**Input records**.

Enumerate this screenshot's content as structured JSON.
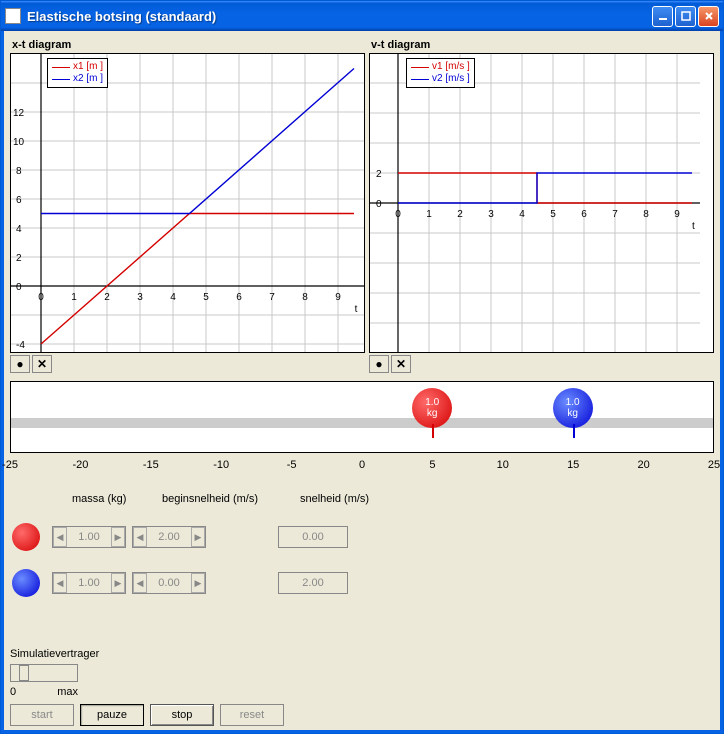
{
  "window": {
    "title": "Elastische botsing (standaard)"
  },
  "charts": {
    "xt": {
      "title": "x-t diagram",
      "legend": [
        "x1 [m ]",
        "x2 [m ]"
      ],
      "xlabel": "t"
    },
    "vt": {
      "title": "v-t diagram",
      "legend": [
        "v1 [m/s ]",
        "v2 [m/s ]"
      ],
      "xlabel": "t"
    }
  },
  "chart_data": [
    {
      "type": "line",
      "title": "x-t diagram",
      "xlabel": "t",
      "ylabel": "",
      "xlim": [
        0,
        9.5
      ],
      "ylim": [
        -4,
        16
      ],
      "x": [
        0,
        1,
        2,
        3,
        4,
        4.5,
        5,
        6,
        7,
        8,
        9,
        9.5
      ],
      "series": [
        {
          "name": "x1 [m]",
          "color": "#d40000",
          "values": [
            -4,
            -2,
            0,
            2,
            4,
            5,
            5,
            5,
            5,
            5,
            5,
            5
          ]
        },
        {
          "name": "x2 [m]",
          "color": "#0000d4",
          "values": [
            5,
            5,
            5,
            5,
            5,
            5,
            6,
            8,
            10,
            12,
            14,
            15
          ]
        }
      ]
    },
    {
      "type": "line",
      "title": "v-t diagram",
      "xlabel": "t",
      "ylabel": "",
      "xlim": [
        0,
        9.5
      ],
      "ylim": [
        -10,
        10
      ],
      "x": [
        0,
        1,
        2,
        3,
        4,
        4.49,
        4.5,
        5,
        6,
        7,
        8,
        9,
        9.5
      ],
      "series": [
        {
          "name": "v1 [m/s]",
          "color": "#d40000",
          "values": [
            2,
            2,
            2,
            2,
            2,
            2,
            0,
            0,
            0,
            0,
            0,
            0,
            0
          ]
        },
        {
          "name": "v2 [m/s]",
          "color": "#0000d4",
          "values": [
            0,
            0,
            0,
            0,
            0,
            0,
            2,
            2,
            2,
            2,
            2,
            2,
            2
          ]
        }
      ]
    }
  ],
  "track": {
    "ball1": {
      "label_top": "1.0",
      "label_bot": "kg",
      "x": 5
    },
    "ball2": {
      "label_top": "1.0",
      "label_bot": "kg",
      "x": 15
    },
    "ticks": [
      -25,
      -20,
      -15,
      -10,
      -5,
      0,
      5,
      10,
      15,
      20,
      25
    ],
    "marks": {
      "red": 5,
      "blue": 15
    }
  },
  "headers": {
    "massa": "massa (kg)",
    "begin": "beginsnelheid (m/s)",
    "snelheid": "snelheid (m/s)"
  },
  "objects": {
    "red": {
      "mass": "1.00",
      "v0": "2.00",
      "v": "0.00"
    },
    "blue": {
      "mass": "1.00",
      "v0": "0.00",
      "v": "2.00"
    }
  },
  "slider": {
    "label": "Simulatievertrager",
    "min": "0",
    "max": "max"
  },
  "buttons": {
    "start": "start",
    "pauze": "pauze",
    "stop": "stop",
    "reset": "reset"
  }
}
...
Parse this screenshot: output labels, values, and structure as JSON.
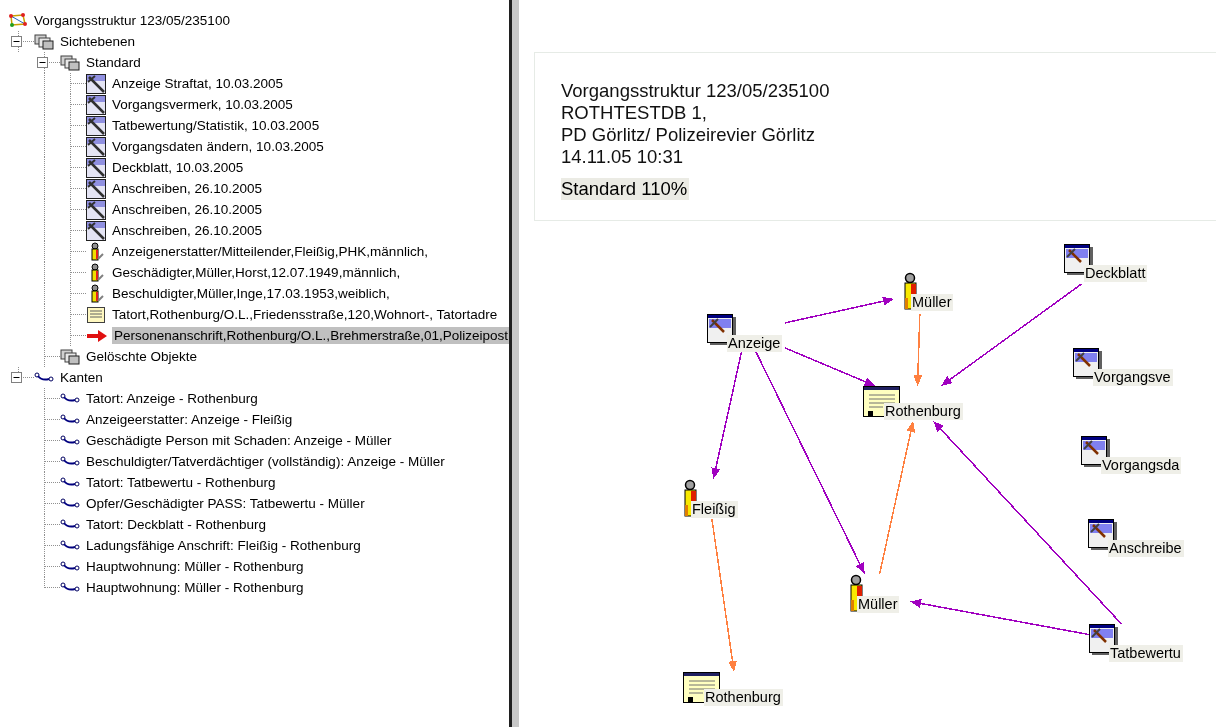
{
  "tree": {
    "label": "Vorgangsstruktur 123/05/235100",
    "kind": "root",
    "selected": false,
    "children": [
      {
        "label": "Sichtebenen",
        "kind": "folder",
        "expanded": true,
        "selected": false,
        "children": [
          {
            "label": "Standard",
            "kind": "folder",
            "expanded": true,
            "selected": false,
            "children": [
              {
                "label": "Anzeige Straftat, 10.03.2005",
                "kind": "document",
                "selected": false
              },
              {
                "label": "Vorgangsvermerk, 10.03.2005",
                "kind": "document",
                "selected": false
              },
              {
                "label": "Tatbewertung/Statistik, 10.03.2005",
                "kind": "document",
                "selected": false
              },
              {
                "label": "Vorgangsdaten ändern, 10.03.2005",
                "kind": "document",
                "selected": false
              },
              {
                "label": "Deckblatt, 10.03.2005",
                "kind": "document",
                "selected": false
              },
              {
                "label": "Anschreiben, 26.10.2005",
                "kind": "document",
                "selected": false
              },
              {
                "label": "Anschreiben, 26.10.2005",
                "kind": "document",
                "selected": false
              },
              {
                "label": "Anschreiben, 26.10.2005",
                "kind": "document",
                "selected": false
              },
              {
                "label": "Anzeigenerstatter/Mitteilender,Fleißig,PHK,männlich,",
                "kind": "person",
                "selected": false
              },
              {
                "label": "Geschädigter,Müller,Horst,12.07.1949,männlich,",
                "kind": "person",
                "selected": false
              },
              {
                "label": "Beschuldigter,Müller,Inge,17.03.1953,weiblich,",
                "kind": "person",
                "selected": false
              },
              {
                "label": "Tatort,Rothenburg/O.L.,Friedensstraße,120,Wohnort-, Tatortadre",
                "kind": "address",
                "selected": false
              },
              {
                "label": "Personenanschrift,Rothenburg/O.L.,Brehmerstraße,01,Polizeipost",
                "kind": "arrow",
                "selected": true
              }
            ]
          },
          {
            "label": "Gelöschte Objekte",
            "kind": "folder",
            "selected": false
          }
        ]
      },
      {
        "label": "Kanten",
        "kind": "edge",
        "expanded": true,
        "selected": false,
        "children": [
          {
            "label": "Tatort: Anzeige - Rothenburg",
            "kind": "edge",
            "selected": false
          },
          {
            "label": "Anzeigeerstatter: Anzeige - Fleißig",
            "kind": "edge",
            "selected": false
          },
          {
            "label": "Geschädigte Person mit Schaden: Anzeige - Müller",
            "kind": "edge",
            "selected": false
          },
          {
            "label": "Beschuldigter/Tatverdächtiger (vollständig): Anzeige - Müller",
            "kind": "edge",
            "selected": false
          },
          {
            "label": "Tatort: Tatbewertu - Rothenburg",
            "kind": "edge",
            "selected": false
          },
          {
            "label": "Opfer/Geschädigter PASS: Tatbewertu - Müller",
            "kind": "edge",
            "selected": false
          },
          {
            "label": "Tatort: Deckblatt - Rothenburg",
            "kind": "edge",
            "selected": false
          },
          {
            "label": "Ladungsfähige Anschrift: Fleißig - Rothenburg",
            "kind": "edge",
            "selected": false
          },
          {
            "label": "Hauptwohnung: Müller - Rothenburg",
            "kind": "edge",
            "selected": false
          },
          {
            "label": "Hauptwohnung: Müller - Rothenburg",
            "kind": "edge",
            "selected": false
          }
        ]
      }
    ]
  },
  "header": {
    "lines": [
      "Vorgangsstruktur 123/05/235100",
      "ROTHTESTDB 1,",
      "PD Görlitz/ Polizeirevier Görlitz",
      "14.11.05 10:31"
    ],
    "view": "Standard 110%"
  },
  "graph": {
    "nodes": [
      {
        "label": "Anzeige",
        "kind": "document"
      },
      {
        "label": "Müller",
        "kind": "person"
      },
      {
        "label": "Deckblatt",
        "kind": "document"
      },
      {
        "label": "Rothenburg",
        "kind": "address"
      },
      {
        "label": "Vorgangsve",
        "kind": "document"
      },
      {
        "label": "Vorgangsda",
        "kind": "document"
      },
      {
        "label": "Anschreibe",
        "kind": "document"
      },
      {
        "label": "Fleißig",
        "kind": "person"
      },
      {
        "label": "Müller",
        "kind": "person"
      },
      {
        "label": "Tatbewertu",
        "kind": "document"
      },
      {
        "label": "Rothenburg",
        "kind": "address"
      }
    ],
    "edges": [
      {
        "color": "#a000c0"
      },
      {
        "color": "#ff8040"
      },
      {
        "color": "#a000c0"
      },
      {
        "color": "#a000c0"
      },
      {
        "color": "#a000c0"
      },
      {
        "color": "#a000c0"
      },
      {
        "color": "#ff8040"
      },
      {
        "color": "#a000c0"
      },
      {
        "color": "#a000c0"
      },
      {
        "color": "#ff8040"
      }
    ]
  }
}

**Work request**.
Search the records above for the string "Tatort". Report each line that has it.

**Task solution**.
                "label": "Tatort,Rothenburg/O.L.,Friedensstraße,120,Wohnort-, Tatortadre",
            "label": "Tatort: Anzeige - Rothenburg",
            "label": "Tatort: Tatbewertu - Rothenburg",
            "label": "Tatort: Deckblatt - Rothenburg",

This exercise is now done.